Adrian J. Boas
Whenever I think of a country house, a Wodehouseian vision comes to mind, a rather grand ivy-covered Palladian or Neo-Gothic mansion with a gatehouse, a grand entrance, wings and turrets, a library, an orangery, filled with archaic furnishings and archaic residents, surrounded by broad vistas of lawns, trees, lakes and follies. For me, the image is formed from memories of visits to Chiswick, Longleat, Kenwood and Hatfield when in the mid-70s I lived for two years in London. Those houses, on a rather grander scale, reminded me of antipodean equivalents that I had encountered in my childhood, suburban goldrush-era, Italianate mansions with names like Como, Ripponlea, Labassa. Every country has its own particular version; rural estates, halls, manor houses, palatial countryside residences; the German salhof, for example. In recollecting his amble through Germany and Austria in 1933, the writer Patrick Leigh Fermor referred to the archetypal schloss, somewhere between castle, monastery and farm, and this definition sums up many such constructions including those encountered in other countries such as the châteaux or manoirs in France (maisons-fortes when fortified) and the casa solariega in Spain. In Holland there is the hofstede and the dwór or dworek in Poland. Such houses might be fortified, but generally were not, as they were residences rather than places of refuge or defence. They were also centres of rural administration, and were symbols of ownership, wealth, and power, ever more grand when their owners were higher in rank and greater of means.
Many buildings in the countryside of the crusader states fall somewhere under this category and in the past were often referred to as manor houses. They were not the palatial stately homes such as some of their European counterparts became, nor indeed, were they truly manor houses, as there were no manors in the Latin East. Today they are often more appropriately referred to as rural estate centres, for that indeed was their primary function - to serve as residences of stewards administrating the largely non-Frankish peasantry, and containing what was needed to sustain rural administration, such communal installations as mills and ovens that the peasants were required to use, wine an oil presses, and barns, byres and vaults used to store produce collected from the peasants as tithes and taxes.
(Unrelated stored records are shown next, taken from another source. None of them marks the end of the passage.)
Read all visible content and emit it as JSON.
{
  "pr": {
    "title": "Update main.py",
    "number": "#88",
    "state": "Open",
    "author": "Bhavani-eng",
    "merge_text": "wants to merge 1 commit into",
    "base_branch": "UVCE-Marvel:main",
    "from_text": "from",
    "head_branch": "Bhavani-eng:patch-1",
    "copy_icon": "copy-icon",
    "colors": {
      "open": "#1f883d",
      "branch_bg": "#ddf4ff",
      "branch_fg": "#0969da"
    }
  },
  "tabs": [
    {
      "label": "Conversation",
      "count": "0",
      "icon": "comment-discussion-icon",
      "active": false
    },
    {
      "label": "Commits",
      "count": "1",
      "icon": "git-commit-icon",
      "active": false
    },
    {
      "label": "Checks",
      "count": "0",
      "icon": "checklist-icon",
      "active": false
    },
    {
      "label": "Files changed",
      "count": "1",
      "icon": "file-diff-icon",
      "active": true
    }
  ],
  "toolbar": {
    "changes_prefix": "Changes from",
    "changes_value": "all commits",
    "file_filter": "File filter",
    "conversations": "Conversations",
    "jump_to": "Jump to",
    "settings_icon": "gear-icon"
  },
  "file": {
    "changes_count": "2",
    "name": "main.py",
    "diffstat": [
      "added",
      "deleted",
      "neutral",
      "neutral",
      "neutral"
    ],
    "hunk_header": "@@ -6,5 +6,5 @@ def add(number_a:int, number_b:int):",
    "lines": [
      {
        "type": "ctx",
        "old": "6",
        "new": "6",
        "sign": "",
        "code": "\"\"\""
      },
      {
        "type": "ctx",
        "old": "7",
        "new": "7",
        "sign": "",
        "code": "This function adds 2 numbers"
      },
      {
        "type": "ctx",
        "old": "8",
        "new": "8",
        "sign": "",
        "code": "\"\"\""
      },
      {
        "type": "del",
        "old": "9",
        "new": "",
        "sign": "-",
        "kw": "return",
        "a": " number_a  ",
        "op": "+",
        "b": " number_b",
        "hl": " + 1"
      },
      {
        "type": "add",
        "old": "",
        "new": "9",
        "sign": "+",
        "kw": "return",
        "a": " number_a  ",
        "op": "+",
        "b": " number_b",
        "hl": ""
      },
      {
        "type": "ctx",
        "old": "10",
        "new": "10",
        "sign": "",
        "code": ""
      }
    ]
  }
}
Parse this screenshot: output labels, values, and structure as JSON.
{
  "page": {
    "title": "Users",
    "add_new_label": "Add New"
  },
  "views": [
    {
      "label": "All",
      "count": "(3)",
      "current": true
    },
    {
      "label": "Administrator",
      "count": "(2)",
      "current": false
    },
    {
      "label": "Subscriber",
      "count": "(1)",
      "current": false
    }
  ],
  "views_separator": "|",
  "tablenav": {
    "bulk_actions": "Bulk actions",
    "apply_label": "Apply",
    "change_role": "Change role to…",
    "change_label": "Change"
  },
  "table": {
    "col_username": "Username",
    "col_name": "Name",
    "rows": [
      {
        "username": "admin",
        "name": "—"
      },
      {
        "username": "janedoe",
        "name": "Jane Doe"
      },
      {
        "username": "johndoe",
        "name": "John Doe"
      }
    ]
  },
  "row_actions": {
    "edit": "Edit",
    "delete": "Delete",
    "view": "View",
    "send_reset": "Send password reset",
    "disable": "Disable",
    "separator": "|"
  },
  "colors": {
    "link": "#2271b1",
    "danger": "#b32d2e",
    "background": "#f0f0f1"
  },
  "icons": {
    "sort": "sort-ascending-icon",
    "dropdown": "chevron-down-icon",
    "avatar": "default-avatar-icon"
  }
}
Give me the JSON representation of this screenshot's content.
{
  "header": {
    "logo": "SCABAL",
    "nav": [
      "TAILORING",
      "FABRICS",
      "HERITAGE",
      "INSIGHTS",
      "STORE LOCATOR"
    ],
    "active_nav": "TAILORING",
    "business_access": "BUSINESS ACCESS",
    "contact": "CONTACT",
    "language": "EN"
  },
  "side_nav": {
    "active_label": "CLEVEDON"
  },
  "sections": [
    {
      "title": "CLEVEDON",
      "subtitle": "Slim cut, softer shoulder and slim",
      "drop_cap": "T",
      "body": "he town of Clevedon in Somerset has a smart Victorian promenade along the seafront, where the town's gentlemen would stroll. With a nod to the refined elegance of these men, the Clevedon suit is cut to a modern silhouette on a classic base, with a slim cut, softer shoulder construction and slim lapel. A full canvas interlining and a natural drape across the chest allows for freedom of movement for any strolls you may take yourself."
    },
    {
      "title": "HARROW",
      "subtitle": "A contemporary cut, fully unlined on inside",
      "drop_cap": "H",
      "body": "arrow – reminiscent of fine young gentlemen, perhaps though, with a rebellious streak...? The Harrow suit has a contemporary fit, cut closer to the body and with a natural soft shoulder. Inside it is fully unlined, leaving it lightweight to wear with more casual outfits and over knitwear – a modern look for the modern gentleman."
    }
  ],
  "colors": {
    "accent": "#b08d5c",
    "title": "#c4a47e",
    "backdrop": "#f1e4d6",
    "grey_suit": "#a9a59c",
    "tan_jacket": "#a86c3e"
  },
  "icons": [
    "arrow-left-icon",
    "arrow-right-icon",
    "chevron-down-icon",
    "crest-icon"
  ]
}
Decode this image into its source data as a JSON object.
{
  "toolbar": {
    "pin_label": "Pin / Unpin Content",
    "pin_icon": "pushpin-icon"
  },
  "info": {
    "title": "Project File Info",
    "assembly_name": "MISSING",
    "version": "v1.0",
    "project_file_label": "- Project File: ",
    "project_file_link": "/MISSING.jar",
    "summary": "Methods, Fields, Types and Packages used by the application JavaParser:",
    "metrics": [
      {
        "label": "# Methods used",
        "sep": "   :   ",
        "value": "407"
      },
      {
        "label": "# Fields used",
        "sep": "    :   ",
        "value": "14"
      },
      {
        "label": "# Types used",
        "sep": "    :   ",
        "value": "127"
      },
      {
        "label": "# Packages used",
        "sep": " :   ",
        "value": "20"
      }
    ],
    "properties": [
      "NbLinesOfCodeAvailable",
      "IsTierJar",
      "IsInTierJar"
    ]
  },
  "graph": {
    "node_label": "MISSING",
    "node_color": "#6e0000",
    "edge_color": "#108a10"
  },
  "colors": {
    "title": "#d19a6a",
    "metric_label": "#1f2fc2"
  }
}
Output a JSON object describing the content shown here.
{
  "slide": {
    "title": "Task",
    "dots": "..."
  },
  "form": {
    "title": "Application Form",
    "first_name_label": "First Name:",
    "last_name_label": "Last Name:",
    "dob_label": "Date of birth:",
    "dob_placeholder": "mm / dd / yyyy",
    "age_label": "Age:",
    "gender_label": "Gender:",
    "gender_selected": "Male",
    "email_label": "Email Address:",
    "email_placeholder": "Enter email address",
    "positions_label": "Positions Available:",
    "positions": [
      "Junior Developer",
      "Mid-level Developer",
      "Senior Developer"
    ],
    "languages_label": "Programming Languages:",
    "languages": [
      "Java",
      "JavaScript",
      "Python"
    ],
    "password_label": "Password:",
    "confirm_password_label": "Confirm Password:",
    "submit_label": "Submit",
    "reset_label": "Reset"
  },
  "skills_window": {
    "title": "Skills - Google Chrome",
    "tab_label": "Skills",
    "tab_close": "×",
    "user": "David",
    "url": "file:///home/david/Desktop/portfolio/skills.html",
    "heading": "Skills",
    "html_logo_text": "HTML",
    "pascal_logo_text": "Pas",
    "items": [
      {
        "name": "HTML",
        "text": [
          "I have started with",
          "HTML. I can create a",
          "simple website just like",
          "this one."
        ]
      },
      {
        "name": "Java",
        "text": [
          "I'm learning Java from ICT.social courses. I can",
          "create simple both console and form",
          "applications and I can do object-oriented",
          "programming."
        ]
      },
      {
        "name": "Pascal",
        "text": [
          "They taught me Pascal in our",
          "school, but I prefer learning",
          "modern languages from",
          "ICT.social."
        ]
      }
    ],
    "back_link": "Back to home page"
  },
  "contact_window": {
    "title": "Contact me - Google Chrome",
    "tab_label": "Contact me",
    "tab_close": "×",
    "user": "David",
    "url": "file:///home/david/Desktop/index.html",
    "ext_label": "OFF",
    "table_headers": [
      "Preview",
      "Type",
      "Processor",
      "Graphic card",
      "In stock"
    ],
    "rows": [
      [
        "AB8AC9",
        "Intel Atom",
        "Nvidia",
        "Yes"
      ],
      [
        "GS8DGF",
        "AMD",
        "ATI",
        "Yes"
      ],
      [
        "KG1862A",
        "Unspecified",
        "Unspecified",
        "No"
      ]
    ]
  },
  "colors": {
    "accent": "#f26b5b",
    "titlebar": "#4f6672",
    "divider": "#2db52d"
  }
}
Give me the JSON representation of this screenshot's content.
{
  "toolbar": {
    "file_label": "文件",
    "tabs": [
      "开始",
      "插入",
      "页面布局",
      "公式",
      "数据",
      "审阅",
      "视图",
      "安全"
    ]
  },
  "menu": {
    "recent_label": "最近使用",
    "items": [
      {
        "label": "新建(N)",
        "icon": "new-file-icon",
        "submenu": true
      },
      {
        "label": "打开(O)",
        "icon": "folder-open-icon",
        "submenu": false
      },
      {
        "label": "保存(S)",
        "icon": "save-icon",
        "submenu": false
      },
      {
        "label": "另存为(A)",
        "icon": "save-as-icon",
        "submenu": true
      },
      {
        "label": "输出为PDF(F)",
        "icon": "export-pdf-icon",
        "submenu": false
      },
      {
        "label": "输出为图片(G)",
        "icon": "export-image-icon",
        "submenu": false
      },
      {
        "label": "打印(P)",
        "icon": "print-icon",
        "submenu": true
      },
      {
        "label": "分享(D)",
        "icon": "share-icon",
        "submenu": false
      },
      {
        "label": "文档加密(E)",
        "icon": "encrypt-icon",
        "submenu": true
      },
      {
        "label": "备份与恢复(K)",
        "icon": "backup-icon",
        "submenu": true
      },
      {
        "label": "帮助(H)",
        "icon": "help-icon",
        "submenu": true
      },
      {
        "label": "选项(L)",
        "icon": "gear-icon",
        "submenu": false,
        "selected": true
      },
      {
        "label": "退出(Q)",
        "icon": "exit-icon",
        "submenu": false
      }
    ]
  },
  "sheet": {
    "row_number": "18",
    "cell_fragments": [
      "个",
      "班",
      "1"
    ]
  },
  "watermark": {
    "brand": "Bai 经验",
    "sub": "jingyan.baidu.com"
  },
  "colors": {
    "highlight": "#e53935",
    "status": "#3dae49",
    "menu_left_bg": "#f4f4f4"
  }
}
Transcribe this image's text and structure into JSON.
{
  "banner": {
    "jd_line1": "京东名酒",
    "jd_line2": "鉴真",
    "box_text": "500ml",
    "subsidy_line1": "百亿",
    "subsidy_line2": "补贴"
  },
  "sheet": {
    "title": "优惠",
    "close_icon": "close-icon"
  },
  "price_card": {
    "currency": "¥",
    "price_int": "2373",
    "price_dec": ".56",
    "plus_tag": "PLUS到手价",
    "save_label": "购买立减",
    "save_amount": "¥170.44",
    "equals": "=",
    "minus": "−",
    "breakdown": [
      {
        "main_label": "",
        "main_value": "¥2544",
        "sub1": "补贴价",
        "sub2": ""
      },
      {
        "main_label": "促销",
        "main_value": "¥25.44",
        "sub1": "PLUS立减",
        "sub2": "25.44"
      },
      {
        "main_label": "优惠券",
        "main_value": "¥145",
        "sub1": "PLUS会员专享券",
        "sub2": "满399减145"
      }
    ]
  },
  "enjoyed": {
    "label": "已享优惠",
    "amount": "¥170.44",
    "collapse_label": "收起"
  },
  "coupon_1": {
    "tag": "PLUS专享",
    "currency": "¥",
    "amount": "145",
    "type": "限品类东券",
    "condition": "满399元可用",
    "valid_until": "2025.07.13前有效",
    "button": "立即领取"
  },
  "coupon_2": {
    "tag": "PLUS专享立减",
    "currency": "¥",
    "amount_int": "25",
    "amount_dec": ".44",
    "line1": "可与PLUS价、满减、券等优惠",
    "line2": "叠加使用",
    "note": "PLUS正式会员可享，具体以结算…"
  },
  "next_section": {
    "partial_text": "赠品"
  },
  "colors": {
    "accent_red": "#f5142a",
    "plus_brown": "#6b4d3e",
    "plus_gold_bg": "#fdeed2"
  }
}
All of them today are in various degrees of ruin, and this is because they were anomalies, unknown in the Levantine landscape before the arrival of the Franks, and purposeful only as long as the society that introduced and required them existed. Once the Franks had been expelled there was no need or desire for their upkeep. In this, to a degree, they are like the fortresses that also largely disappeared at the end of Frankish rule; symbols of a society that for a period imposed its way of life, until, like sandcastles built on the shoreline, they were washed away and only a memory remained.